I think that it is safe to say that just about everyone in the world of gaming has been scratching their heads over Microsoft’s odd choice of DRM requirements on the Xbox One. The console itself is on par with the PlayStation 4 from Sony when it comes to specs (not the sweet, sweet DDR5 RAM, though) and honestly, when it comes to exclusives that have been shown so far, Microsoft has the upperhand. The problem for Microsoft and the Xbox One has always been its ridiculous insistence on forcing their Orwellian-nightmare that is the Xbox One’s DRM on the world. In fact, it made little sense at all for Microsoft to push such a pro-business, anti-consumer device on consumers when someone like Sony, their direct competition, didn’t even attempt to be as restrictive as Microsoft. They still had all of the same third parties supporting them.
So it came as a bit of a shock this afternoon when reports leaked out about Microsoft doing an about-face on their DRM policies for the Xbox One and basically mimicking Sony’s PlayStation 4 when it comes to DRM and region-locking. It isn’t a shock because it is a bad idea, but a shock because Microsoft spent all of E3 defending its awful position in regards to DRM, with such PR nightmares of quotes as, “just buy an Xbox 360” in regards to not having a solid internet connection.

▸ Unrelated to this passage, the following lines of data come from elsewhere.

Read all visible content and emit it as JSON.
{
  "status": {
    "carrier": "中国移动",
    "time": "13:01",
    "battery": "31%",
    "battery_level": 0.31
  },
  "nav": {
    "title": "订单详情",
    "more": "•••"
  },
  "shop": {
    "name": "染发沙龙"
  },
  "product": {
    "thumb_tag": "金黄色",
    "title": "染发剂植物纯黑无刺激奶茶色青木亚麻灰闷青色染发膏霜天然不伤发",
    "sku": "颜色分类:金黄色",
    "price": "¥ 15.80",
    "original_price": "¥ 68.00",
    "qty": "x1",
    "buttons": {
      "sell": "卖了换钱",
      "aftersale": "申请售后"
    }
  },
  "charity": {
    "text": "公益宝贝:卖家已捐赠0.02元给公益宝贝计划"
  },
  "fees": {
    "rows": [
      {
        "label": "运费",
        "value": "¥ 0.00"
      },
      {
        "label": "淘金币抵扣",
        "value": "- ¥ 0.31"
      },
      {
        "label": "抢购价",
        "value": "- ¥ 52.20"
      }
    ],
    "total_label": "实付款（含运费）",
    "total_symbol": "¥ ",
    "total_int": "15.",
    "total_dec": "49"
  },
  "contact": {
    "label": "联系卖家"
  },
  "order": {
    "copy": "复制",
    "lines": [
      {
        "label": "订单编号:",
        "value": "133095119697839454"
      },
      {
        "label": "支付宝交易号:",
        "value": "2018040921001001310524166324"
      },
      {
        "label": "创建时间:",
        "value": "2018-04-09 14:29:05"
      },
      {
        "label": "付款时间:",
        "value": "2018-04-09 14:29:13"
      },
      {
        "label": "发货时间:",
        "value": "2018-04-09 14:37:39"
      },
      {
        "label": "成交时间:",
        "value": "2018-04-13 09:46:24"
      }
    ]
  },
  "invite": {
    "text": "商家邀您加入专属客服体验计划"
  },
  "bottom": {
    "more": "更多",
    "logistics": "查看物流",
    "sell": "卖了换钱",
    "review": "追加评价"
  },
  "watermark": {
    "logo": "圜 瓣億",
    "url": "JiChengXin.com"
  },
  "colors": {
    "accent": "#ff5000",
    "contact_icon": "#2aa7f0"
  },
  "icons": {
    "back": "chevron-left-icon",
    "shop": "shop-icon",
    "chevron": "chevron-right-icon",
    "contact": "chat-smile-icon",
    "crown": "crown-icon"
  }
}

Don’t be fooled by this decision as an act of a benevolent ruler, or an enlightened despot, this is an act of sheer, unrivaled panic. This is Microsoft seeing the bad press stacking up — even after unveiling wave after wave of quality exclusive titles — knowing that no matter what they do that consumers will be unhappy with the Xbox One. Microsoft was essentially backed into a corner and given two options; reverse your stance on DRM and look weak, or push forward, remain headstrong and have a troubled launch.
Microsoft’s decision to reverse the Xbox One DRM policies is not going to win them any immediate favor, as gamers and consumers will still be weary of Microsoft, who obviously had this intent and power to pull such a stunt, only to reverse their decision later. Who is to say that once they’ve sold a few million Xbox Ones that they don’t decide to change their policies, rollout a new EULA that has to be accepted before the system will boot up and create a new nightmare? While it would be suicide for them to even consider it, such an abrupt change for the company will leave consumers uncertain of how concrete Microsoft’s word is.
This was, no matter what, the right decision from Microsoft, but the timing is what truly hurts them. While there was probably a faction within Microsoft who felt that E3 would be their deciding factor of instituting these changes if the complaints persisted, there is no way that anyone could be that blind as to think that showing off a few nice exclusives was going to turn the tide for the Xbox One. This announcement belonged at Microsoft’s pre-E3 event, it belonged there to show everyone that they were listening, not that they were trying to hold onto a bad idea until the last possible minute before changing their minds.